    I have tried the first solution and it works if I acces the file like this:
    $data = $request->files->all();
    dump($data["field-name"]); // object with all the file info

    $request->getContent() is empty.

    Thank you for help.

  • 2018-11-26 weaverryan

    Hey duderemus!

    Excellent question! I have few points / questions that will hopefully help you out!

    1) Where does the cityImage variable come from exactly? Are you reading it from the file input?
    2) If you're sending data using FormData, then I believe that this looks like a normal "form submit" to Symfony. In other words, no, you're not sending things via JSON, and so you will not be reading things via $request->getContent(). Instead, you'll be reading things from the POST fields directly - e.g. $form->request->get('cityName'). However, if you're using the form system, then using $form->handleRequest($request) may not work either (depends on your setup) as Symfony forms usually expects your POST data to be under a namespace - e.g. field named like product[field-name] - not just field-name. However, the error you're getting doesn't *quite* make me think this is the problem.
    3) When you submit, if you dump($request->files->all()) what does it look like?

    Basically, for the form upload to work, we need to make sure that the data is being sent up to the server correctly, and that we're finding it in the correct location. In general, the "This value is not valid" is being caused by a "data transformer" on one of your fields (you can see exactly *which* field in the profiler - it may be attached to the "top level form" or a specific field - and exactly *where* the field is attached is important). Basically, many field types have built in "sanity" validation - and this is the validation error you're using. For example, if you have a "date" input field, and you submit a string that is not a valid date, you would see this error. In your case, it's a signal that some data is not being sent or received correctly. Again, exactly *which* field (or it could be on the form itself) has this error is important.

    By the way, in a true JSON API, file uploads can be handled in a variety of different ways, but here are a few common examples:

    1) Make an endpoint where you literally send ONLY the contents of the file as the entire body of the request. Then, $request->getContent() is literally the file contents. It's kind of a pure "API" endpoint to send data for single file. But, you can only send that one thing - you can't send 10 pieces of data, where 1 of them is a file.

    2) Send a JSON string like normal, but for the "cityImage" field, make it be the base64 encoded content of your file. On the server, read this, base64 decode it and... you've got your file! You can see an example of this in GitHub's API: https://developer.github.co...

    Let me know what you find out - I hope this helps :).

    Cheers!

  • 2018-11-22 duderemus

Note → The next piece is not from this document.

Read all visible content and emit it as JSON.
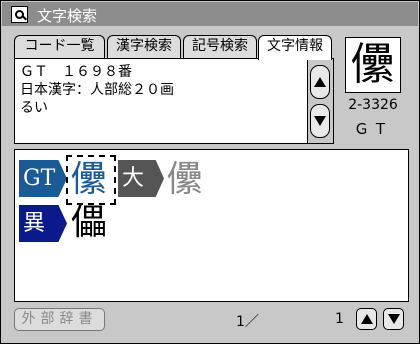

    Hi Ryan, great course on React and Symfony 4! I followed it closely and applied the structure to my own app. I have a simple form for adding city names to a database. Everything is fine until I try to upload images for each city. I am struggling for hours to solve this and I can't, searched for a solution but nothing seems to work. I modified the newRepLogAction controller and read data like this: $data = $request->getContent(), but I always get 400 bad request from if (!$form->isValid()) . I suppose I don't need JSON anymore. I also modified the way I send the form data:

    const formData = new FormData();
    formData.append("field-name", cityName);
    formData.append("file-field-name", cityImage);

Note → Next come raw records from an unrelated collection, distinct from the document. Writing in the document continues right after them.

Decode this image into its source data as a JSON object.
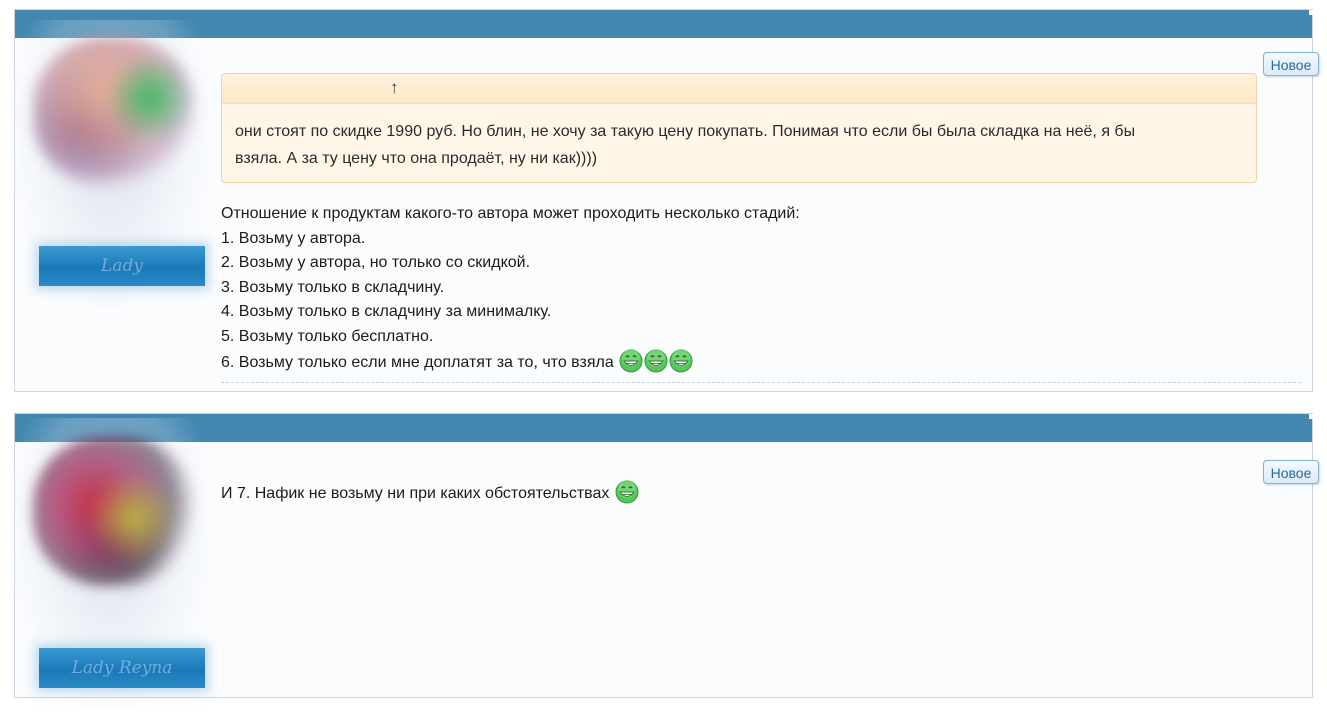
{
  "posts": [
    {
      "new_label": "Новое",
      "avatar_badge": "Lady",
      "quote": {
        "arrow": "↑",
        "lines": [
          "они стоят по скидке 1990 руб. Но блин, не хочу за такую цену покупать. Понимая что если бы была складка на неё, я бы",
          "взяла. А за ту цену что она продаёт, ну ни как))))"
        ]
      },
      "message_lines": [
        "Отношение к продуктам какого-то автора может проходить несколько стадий:",
        "1. Возьму у автора.",
        "2. Возьму у автора, но только со скидкой.",
        "3. Возьму только в складчину.",
        "4. Возьму только в складчину за минималку.",
        "5. Возьму только бесплатно.",
        "6. Возьму только если мне доплатят за то, что взяла"
      ],
      "smileys": [
        "grin-icon",
        "grin-icon",
        "grin-icon"
      ]
    },
    {
      "new_label": "Новое",
      "avatar_badge": "Lady Reyna",
      "message_lines": [
        "И 7. Нафик не возьму ни при каких обстоятельствах"
      ],
      "smileys": [
        "grin-icon"
      ]
    }
  ],
  "colors": {
    "header": "#4387b0",
    "quote_bg": "#fff6e8",
    "quote_border": "#f0d3a3",
    "tag_text": "#2c6a9c",
    "smiley": "#3fbf4a"
  }
}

    and the fetch call:

    return fetchJson('url', {
    method: 'POST',
    body: formData
    });
    In the profile I have this error: "This value is not valid" caused by: "ConstraintViolation" and "TransformationFailedException". Can you explain us in a few words how is different the file upload ? Thanks.

  • 2018-08-30 weaverryan

    Yep - sorry about that Stéphane! This was an accident actually - I didn't discover my mistake until that chapter :).

  • 2018-08-29 Stéphane

    At the end a this chapter, when I delete a replog, I have this error :
    SyntaxError: JSON.parse: unexpected end of data at line 1 column 1 of the JSON data

    This is normal. The solution will solve into 35 chapter.